[Element data from apps and pages]
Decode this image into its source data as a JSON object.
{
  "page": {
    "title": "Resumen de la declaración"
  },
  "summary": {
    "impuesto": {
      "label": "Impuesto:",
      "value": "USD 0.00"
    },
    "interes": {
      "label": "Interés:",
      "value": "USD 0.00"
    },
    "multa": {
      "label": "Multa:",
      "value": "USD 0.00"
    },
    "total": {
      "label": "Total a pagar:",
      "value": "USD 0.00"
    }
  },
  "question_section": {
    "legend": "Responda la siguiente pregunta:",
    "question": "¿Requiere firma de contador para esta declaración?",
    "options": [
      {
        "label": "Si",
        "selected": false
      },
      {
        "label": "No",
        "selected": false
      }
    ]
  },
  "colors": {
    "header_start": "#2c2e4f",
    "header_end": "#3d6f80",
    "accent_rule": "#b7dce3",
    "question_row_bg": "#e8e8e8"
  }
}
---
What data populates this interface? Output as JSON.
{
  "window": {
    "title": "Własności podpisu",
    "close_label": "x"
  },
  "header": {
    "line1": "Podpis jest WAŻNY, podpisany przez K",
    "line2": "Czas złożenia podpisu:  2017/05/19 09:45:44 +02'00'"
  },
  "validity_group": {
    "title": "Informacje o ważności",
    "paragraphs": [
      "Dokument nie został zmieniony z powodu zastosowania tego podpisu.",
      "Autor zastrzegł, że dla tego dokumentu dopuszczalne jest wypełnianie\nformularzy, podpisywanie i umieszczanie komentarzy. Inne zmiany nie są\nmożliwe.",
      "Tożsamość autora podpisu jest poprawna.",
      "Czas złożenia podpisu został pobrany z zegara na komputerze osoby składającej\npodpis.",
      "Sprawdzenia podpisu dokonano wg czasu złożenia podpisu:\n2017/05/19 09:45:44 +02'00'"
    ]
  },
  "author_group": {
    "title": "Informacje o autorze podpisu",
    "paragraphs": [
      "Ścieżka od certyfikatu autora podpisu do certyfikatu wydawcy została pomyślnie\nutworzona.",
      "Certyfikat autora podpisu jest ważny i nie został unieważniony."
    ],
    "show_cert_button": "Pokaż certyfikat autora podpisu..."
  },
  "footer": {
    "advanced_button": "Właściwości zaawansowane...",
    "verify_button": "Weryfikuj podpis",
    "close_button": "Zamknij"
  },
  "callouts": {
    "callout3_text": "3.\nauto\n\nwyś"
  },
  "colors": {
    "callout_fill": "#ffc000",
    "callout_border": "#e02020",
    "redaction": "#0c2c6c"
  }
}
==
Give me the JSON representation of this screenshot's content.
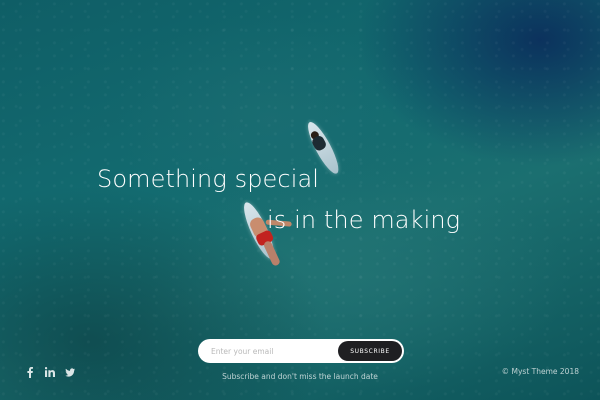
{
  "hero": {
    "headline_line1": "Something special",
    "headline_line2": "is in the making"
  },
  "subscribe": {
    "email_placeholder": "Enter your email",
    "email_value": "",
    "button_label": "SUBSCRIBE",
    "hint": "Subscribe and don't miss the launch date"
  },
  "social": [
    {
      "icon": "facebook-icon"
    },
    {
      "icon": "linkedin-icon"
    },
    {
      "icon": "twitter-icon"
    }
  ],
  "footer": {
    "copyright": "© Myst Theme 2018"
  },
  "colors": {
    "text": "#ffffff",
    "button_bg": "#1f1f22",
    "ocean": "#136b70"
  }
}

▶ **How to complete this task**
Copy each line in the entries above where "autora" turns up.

▶ **Response to the exercise**
      "Tożsamość autora podpisu jest poprawna.",
      "Ścieżka od certyfikatu autora podpisu do certyfikatu wydawcy została pomyślnie\nutworzona.",
      "Certyfikat autora podpisu jest ważny i nie został unieważniony."
    "show_cert_button": "Pokaż certyfikat autora podpisu..."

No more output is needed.